Excerpts from an interface dataset:
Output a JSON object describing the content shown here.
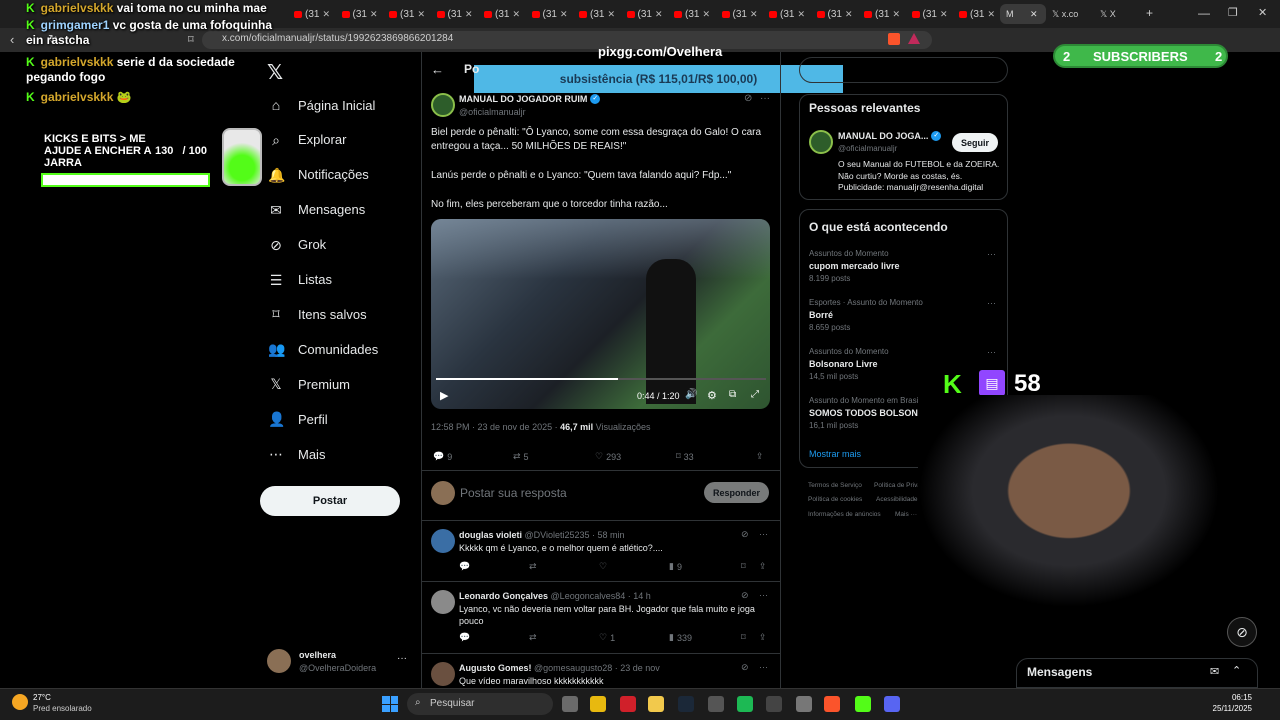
{
  "browser": {
    "tabs": [
      {
        "label": "(31"
      },
      {
        "label": "(31"
      },
      {
        "label": "(31"
      },
      {
        "label": "(31"
      },
      {
        "label": "(31"
      },
      {
        "label": "(31"
      },
      {
        "label": "(31"
      },
      {
        "label": "(31"
      },
      {
        "label": "(31"
      },
      {
        "label": "(31"
      },
      {
        "label": "(31"
      },
      {
        "label": "(31"
      },
      {
        "label": "(31"
      },
      {
        "label": "(31"
      },
      {
        "label": "(31"
      }
    ],
    "active_tab": "M",
    "tab_x1": "x.co",
    "tab_x2": "X",
    "url": "x.com/oficialmanualjr/status/1992623869866201284",
    "accent": "#1d9bf0"
  },
  "stream": {
    "chat": [
      {
        "user": "gabrielvskkk",
        "msg": "vai toma no cu minha mae"
      },
      {
        "user": "grimgamer1",
        "msg": "vc gosta de uma fofoquinha ein rastcha"
      },
      {
        "user": "gabrielvskkk",
        "msg": "serie d da sociedade pegando fogo"
      },
      {
        "user": "gabrielvskkk",
        "msg": "🐸"
      }
    ],
    "goal_text": "KICKS E BITS > ME AJUDE A ENCHER A JARRA",
    "goal_current": "130",
    "goal_target": "/ 100",
    "pixgg": "pixgg.com/Ovelhera",
    "subsistencia": "subsistência (R$ 115,01/R$ 100,00)",
    "subs_left": "2",
    "subs_label": "SUBSCRIBERS",
    "subs_right": "2",
    "viewer_count": "58"
  },
  "nav": {
    "items": [
      {
        "label": "Página Inicial",
        "icon": "home-icon"
      },
      {
        "label": "Explorar",
        "icon": "search-icon"
      },
      {
        "label": "Notificações",
        "icon": "bell-icon"
      },
      {
        "label": "Mensagens",
        "icon": "mail-icon"
      },
      {
        "label": "Grok",
        "icon": "grok-icon"
      },
      {
        "label": "Listas",
        "icon": "list-icon"
      },
      {
        "label": "Itens salvos",
        "icon": "bookmark-icon"
      },
      {
        "label": "Comunidades",
        "icon": "people-icon"
      },
      {
        "label": "Premium",
        "icon": "x-icon"
      },
      {
        "label": "Perfil",
        "icon": "user-icon"
      },
      {
        "label": "Mais",
        "icon": "more-icon"
      }
    ],
    "post_label": "Postar",
    "account_name": "ovelhera",
    "account_handle": "@OvelheraDoidera"
  },
  "post": {
    "header": "Po",
    "author": "MANUAL DO JOGADOR RUIM",
    "handle": "@oficialmanualjr",
    "text1": "Biel perde o pênalti: \"Ô Lyanco, some com essa desgraça do Galo! O cara entregou a taça... 50 MILHÕES DE REAIS!\"",
    "text2": "Lanús perde o pênalti e o Lyanco: \"Quem tava falando aqui? Fdp...\"",
    "text3": "No fim, eles perceberam que o torcedor tinha razão...",
    "video_time": "0:44 / 1:20",
    "timestamp": "12:58 PM · 23 de nov de 2025 · ",
    "views": "46,7 mil",
    "views_label": " Visualizações",
    "replies": "9",
    "reposts": "5",
    "likes": "293",
    "bookmarks": "33",
    "reply_placeholder": "Postar sua resposta",
    "reply_button": "Responder"
  },
  "replies": [
    {
      "name": "douglas violeti",
      "meta": "@DVioleti25235 · 58 min",
      "text": "Kkkkk qm é Lyanco, e o melhor quem é atlético?....",
      "views": "9",
      "likes": ""
    },
    {
      "name": "Leonardo Gonçalves",
      "meta": "@Leogoncalves84 · 14 h",
      "text": "Lyanco, vc não deveria nem voltar para BH. Jogador que fala muito e joga pouco",
      "views": "339",
      "likes": "1"
    },
    {
      "name": "Augusto Gomes!",
      "meta": "@gomesaugusto28 · 23 de nov",
      "text": "Que vídeo maravilhoso kkkkkkkkkkk",
      "views": "",
      "likes": ""
    }
  ],
  "sidebar": {
    "relevant_title": "Pessoas relevantes",
    "relevant_name": "MANUAL DO JOGA...",
    "relevant_handle": "@oficialmanualjr",
    "follow": "Seguir",
    "bio": "O seu Manual do FUTEBOL e da ZOEIRA. Não curtiu? Morde as costas, és. Publicidade: manualjr@resenha.digital",
    "trends_title": "O que está acontecendo",
    "trends": [
      {
        "context": "Assuntos do Momento",
        "name": "cupom mercado livre",
        "count": "8.199 posts"
      },
      {
        "context": "Esportes · Assunto do Momento",
        "name": "Borré",
        "count": "8.659 posts"
      },
      {
        "context": "Assuntos do Momento",
        "name": "Bolsonaro Livre",
        "count": "14,5 mil posts"
      },
      {
        "context": "Assunto do Momento em Brasil",
        "name": "SOMOS TODOS BOLSONARO",
        "count": "16,1 mil posts"
      }
    ],
    "show_more": "Mostrar mais",
    "footer": [
      "Termos de Serviço",
      "Política de Privacidade",
      "Política de cookies",
      "Acessibilidade",
      "Informações de anúncios",
      "Mais ···",
      "© 2025 X Corp."
    ],
    "messages": "Mensagens"
  },
  "taskbar": {
    "temp": "27°C",
    "weather": "Pred ensolarado",
    "search": "Pesquisar",
    "time": "06:15",
    "date": "25/11/2025"
  }
}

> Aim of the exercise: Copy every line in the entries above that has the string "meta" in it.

> Answer below:
      "meta": "@DVioleti25235 · 58 min",
      "meta": "@Leogoncalves84 · 14 h",
      "meta": "@gomesaugusto28 · 23 de nov",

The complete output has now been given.